Meanwhile, however, an enormous sex abuse scandal continues to erupt in the Los Angeles Unified School District (LAUSD). And unlike the clergy abuse which occurred decades ago, this scandal is happening today. For starters:
- Steve Thomas Rooney, a former assistant principal at an LAUSD middle school, faces as many as 18 felony counts involving four underage girls. LAUSD removed two senior administrators from their posts in May for mishandling one of the cases. But guess what? The district quietly returned the pair to work. Then a third administrator, a high school dean, surrendered to face charges that he withheld evidence regarding Rooney and one of the underage female students. And here's the kicker in all of this: Rooney was assigned to his job at the middle school in August 2007 even though the District knew that police had investigated him about a sexual relationship with a student at his previous job at a high school. That former high school girl has since testified that Rooney impregnated her. (link)
- About six weeks ago (10/21/08), a jury awarded nearly $1.6 million to three girls molested by a former LAUSD school aide. The victims were 5 to 7 years old at the time. The molester is currently serving 15 years to life in prison.
- A former assistant football coach faces 14 felony and three misdemeanor charges including one case that reportedly involved sexually assaulting an underage girl "with a foreign object while the victim was unconscious."
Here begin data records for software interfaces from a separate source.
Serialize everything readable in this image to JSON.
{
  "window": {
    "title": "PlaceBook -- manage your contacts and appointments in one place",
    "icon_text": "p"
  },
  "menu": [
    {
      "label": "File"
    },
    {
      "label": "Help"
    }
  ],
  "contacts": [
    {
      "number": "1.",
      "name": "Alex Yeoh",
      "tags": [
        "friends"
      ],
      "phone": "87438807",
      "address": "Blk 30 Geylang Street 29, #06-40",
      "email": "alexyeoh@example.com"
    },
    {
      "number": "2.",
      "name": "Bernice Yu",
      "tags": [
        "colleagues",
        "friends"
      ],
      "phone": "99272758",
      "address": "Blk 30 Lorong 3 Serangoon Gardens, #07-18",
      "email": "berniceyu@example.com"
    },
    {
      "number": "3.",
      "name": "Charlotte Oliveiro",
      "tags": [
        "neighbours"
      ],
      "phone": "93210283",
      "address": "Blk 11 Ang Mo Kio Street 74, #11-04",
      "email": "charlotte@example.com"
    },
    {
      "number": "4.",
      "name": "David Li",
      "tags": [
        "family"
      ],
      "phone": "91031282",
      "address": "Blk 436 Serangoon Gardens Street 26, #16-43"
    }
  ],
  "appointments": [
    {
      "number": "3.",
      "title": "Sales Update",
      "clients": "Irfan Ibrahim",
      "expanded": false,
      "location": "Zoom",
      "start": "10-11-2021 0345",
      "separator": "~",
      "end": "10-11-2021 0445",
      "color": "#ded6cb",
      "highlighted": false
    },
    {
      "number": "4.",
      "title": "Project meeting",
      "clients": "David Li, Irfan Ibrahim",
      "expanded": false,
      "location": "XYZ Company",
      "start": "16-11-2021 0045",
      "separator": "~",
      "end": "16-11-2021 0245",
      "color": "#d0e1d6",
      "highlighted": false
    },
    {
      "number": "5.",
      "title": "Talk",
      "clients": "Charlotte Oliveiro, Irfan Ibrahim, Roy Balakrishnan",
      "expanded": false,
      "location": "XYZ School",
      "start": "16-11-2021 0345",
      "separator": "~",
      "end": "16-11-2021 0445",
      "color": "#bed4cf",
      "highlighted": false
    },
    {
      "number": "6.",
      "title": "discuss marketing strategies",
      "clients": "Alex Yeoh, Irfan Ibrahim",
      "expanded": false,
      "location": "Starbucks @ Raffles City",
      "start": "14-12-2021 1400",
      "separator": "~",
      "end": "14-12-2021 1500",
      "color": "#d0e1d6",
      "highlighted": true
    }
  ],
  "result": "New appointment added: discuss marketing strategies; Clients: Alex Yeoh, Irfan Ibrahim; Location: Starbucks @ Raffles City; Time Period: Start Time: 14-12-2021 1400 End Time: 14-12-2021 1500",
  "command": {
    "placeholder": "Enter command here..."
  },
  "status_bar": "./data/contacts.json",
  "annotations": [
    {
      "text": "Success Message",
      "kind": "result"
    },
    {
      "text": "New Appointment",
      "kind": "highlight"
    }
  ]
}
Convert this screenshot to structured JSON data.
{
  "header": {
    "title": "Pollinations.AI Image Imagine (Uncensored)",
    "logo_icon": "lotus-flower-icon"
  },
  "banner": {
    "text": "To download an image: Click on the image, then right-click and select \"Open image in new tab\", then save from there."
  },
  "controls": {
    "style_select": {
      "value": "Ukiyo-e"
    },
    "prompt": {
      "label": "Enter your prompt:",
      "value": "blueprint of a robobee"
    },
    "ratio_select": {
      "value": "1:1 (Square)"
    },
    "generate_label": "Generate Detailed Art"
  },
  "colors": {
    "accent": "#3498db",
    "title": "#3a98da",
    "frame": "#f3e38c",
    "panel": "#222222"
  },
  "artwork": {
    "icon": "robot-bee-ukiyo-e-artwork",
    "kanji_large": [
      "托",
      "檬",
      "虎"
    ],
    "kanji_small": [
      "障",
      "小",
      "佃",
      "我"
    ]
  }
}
While the Times has certainly reported on a number of these LAUSD abuse cases, it has not nearly given the same generous front-page coverage as with Catholic clergy abuse. The story of the $1.6 million award to those three young girls? The Times reported it with a modest 530 words on page B3. The case of the former assistant football coach? The Times reported the original arrest on page B3. (A story on Rooney made the front page once – back in March.)
Replace the words "aide" and "coach" with "priest." Now replace the term "LAUSD" with "Los Angeles Archdiocese." Now do you think the Times would continue to relegate such sickening tales of abuse to the inside of the "B" section? No … way.
To some of its credit, the Times recently pressed LAUSD for a confidential law firm report on the district's handling of the Rooney case. And that report indicated jaw-dropping incompetence by the district which allowed Rooney to return to work despite the police investigating him about an underage girl. It was great journalism by the paper to press LAUSD for the report. But the Times reported this eye-opening story for only one day, on page B1, on November 3, the day before the Presidential election! That's it.
If such a sickening report were about the Los Angeles Archdiocese, it's not hard to imagine several high-profile follow-up articles. And you can imagine a Times loafer like Steve Lopez falling over himself to rail against the Church and its leaders. As it stands, it's been months since Lopez has written about the sex scandals at LAUSD. Where are you, Steve?
Double standard? Absolutely.